schermerhorn-house-terrace-brooklyn-green-leed-nyc-01Green terrace at Schermerhorn House (Photo: Ennead Architects)

The creation of quality affordable housing, long a concern in New York City, has taken on added urgency in recent years, particularly as Mayor Bill de Blasio has made it the centerpiece of his agenda. Similarly, reducing carbon emissions to address climate change and improve local air quality has been a major emphasis since de Blasio’s predecessor, Michael Bloomberg, championed that cause during his tenure. Increasingly, the two priorities have converged resulting in the growth of green affordable housing.

Green building design first emerged as a luxury item that was limited to big budget projects such as high-end apartment and office buildings while early affordable housing projects incorporating green design elements were seen as a bit exotic and perhaps faddish by some. While a healthy skepticism about projects claiming the “green” mantle remains, the question now is not whether an affordable housing project in New York will be green, but how green?

We present a brief history of green affordable housing in New York City through a look at ten representative projects that have been developed over the past decade.
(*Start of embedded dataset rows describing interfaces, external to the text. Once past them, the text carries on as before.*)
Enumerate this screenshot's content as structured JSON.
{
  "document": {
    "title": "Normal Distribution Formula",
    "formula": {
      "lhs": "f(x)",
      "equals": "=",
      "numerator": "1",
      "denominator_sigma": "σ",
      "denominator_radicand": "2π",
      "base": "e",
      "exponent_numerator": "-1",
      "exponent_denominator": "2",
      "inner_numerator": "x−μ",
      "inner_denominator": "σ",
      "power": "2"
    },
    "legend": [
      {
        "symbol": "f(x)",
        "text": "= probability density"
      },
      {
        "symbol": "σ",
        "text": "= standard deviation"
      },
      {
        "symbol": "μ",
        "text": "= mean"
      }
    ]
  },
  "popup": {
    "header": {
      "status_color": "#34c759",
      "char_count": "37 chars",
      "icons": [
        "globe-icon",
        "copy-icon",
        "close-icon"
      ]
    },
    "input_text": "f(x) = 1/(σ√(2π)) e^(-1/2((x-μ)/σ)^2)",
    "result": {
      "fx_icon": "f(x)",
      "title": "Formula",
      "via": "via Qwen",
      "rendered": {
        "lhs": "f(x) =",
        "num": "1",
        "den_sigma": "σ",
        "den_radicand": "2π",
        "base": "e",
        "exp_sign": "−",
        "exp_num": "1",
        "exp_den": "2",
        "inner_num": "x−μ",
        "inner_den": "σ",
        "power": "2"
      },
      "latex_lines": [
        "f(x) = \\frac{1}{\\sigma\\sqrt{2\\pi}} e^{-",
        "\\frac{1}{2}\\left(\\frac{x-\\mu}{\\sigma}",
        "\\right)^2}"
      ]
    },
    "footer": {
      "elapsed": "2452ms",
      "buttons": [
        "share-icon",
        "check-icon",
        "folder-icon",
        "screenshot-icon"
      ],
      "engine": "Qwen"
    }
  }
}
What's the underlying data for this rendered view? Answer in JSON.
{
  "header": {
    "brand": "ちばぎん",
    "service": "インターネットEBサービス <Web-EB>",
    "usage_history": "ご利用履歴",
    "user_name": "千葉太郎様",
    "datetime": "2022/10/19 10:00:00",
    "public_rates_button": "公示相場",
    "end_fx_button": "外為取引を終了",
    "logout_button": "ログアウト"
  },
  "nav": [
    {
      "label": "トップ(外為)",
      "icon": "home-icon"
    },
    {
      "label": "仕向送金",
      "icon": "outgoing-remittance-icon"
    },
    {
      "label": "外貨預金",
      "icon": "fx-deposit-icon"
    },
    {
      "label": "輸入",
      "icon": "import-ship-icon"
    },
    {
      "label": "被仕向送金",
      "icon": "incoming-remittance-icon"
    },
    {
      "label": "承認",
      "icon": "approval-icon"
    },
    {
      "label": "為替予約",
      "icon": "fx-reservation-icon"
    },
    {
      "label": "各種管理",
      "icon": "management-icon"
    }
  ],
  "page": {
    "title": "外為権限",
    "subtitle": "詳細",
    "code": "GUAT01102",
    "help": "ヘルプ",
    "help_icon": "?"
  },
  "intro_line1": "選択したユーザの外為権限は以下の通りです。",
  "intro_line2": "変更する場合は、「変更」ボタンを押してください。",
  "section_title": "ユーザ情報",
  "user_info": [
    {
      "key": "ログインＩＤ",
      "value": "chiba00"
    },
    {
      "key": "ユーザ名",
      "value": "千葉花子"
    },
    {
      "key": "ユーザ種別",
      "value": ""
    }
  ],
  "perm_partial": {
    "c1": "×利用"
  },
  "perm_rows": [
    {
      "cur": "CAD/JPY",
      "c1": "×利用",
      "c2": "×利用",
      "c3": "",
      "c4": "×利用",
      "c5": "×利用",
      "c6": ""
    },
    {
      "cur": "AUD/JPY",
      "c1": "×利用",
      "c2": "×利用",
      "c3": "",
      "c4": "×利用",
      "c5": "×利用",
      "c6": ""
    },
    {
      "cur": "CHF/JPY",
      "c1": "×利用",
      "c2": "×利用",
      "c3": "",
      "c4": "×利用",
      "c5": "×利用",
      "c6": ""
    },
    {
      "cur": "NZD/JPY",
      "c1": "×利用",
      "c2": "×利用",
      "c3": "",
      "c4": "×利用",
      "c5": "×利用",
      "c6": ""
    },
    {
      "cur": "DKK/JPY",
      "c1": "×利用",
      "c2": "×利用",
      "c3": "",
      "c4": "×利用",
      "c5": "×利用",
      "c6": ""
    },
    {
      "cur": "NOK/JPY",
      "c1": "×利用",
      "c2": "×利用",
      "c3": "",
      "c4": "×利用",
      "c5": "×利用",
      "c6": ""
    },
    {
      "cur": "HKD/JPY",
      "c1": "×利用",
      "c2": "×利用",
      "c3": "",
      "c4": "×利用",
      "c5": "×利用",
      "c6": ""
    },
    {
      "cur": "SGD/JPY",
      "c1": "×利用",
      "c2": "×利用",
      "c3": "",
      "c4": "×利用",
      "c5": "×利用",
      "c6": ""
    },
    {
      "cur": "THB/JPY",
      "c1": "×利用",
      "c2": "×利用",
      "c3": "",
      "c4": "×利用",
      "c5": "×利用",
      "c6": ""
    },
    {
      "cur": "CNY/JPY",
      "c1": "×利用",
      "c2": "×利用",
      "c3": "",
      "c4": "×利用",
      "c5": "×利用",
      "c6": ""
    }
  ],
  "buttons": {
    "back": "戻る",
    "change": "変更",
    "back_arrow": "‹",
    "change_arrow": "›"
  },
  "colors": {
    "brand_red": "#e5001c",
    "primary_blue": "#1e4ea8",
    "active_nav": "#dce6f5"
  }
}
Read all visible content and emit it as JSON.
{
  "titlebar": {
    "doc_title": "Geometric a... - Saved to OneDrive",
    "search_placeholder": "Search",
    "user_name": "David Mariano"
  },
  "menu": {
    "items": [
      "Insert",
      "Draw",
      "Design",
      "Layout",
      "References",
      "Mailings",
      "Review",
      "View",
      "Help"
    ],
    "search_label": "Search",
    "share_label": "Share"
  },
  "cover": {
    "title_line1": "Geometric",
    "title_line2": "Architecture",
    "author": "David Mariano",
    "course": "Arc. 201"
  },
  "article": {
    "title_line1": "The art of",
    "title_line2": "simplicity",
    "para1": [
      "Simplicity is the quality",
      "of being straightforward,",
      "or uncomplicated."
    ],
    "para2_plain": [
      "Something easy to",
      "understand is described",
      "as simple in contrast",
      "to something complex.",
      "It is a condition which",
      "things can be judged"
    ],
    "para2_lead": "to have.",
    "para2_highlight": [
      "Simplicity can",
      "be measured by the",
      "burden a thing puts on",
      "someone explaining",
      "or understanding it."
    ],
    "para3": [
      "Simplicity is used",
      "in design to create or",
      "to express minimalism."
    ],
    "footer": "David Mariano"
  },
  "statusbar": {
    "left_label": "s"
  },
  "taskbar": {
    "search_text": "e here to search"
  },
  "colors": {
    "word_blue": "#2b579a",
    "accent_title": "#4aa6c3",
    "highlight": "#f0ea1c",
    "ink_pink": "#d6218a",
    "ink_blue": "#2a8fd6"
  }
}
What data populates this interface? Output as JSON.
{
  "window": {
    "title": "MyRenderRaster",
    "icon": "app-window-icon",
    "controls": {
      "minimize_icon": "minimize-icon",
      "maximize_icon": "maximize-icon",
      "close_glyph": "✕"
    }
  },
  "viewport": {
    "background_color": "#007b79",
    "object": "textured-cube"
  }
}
1. Morrisania Homes

One of the first projects in New York City to combine affordable housing with green design was the Morrisania Homes in the Bronx.  Completed in 2007, it was the first affordable housing project in New York to receive a Leadership in Energy and Environmental Design for Homes (LEED-H) Silver certification, demonstrating that green architecture was not only for luxury buildings.

The Morrisania Homes was an infill project consisting of 16 three-family and 8 two-family homes with a total of 64 units built on vacant properties scattered across four city blocks near the Freeman Street subway station.  The townhouses are affordable home ownership units subsidized as part of the City’s Partnership New Homes program with City and State funding.

Green elements included Energy Star appliances and water efficient building systems.   While the sustainable features reportedly added $700,000 to an overall budget of $14.5 million, they are credited with reducing monthly utility costs by 30 percent, a savings that is particularly helpful for households of modest means.  Being green helps save green.

The buildings were designed by Steven Winter Associates and developed by Blue Sea Development Company, which has become one of the City’s leading developers of green affordable housing.